A '40s Kaweco advertisement

World War II caused a sharp decrease of the raw materials and manpower available, until 1941 the company maintained good production levels, but from 1943 to 1945 it ceased almost completely. After the war, production resumed; lines Dia and Elite were proposed again in the new measures, but with chrome-nickel nib, only the flagship model, the Carat, which appeared for the first time in the 1950 catalog with measures 283, 285, 287 and 290 had a two-tone gold nib. Also in 1950 resumed the Sport model production, who obtained a good success. Economic lines Colleg and Kadett were maintained for students; all pens were produced with piston filler.

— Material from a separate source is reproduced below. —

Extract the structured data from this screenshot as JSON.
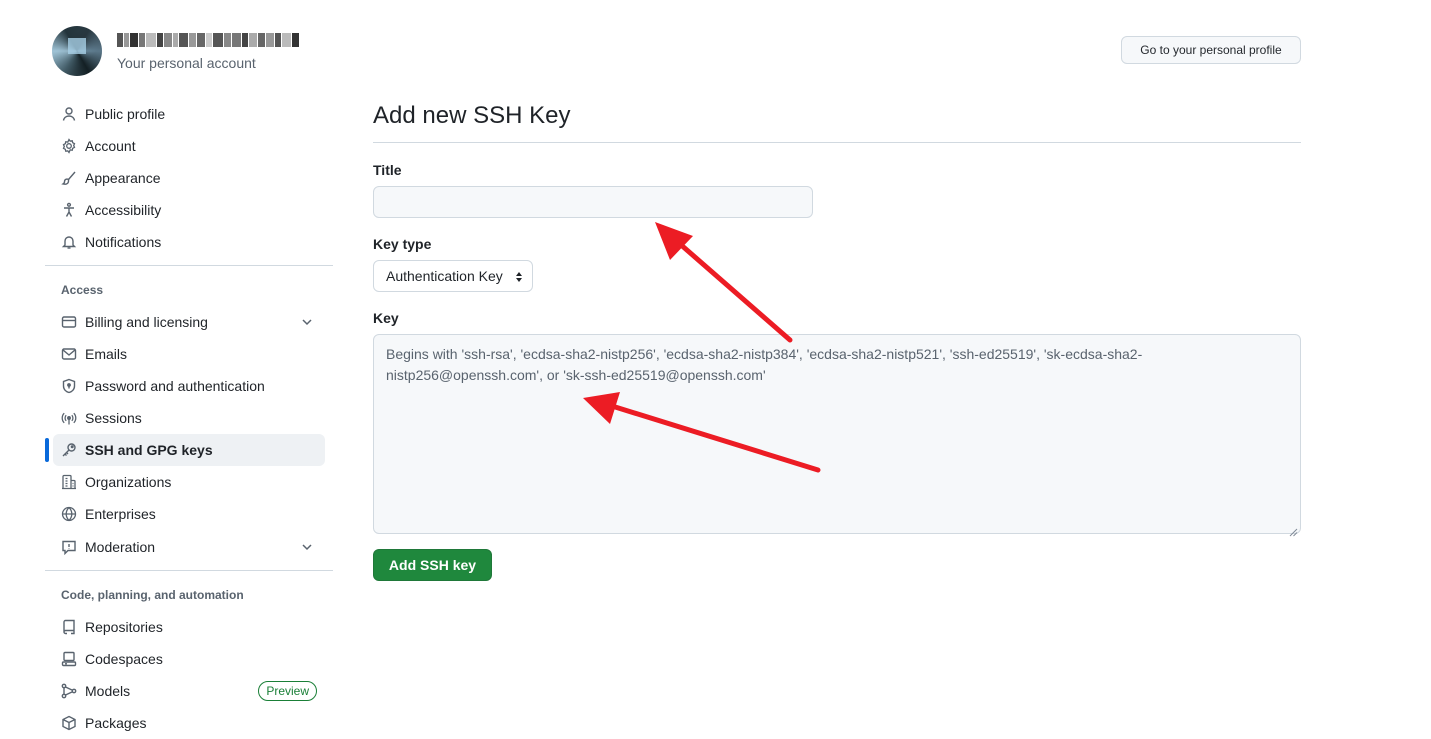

In 1960 Frederik Grube died, leaving the company to his sons, but the advent of the ballpoint pen had made it less and less significant, which still continued to produce pens and writing instruments, adapting to various trends (with plastic pens and with the use of hooded nib introduced in 1962) and focusing heavily on the educational market, as for the VP model of 1964, cartridge filler and hooded nib.

The production continued without significant innovations, reinventing old models, until the early 80s. The final failure occurred for bankruptcy in 1981, and the brand was acquired in 1995 by the H&M Gutberlet Gmbh who took over the company to put on the market, the following year, a modern version of the most famous model company, the Sport.

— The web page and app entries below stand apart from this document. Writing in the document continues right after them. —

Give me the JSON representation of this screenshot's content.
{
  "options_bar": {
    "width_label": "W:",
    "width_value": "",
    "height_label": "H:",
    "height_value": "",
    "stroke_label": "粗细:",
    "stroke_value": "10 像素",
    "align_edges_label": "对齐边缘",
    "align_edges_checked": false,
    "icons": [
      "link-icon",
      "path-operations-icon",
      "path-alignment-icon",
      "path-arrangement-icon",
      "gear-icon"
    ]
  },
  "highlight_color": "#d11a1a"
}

Chronology

Year Event
1883 the company is founded by Luce, Ensslen in Heidelberg as Heidelberger Federhalterfabrik
1892 Heidelberger Federhalterfabrik, that will become Kaweco, begins fountain pen production[3]
1899 H. Koch and R. Weber acquire the Heidelberger Federhalterfabrik, that becomes Kaweco
1903 the company introduces the KO-MIO mechanical pencil
1908 the company patents a safety pen with threaded bottom to be turned by screwing the cap (1909?)
1911 the company publish the first catalog, showing their initial models marked Kaweco
1912 the company introduces the Kaweco 616 Sport forerunner (or 1911?)
1914 the company acquire A. Morton & Co., taking their know how and starts its nib production in Heidelberg (1913?)
1921 the company introduces the first lever filler models
1929 original Kaweco bankrupt, KWG acquire the trademark and the Kaweco Badische Füllhalterfabrik is born
1934 the company introduces the Dia
1934 the company introduces the Colleg
1935 the company introduces the Sport
1937 the company introduces the Kaweco Elite
1950 the company introduces the Carat
1962 the company introduces hooded nib models
1964 the company introduces the Kaweco VP
1981 the company fails and ceases production

External references

  • [1] Company history
  • [2] Lost web site, with detailed history (was sold on CD)
  • [3] Article on Kaweco history, first part
  • [4] Article on Kaweco history, second part
  • [5] Discussion with information about German nibs
  • [6] Review for two Kaweco Sport with some material taken from here without attribution.

Notes

  1. patent D.R.G.M. 224101, that's unknown in the database European Patent Office.
  2. this trademark appears on two pens depicted in a 1925 catalog and in a page of the 1928 one.
  3. the most part of the Kaweco chronology is obtained form the information that were published by the company itself (no more on-line) and from the new company history published here.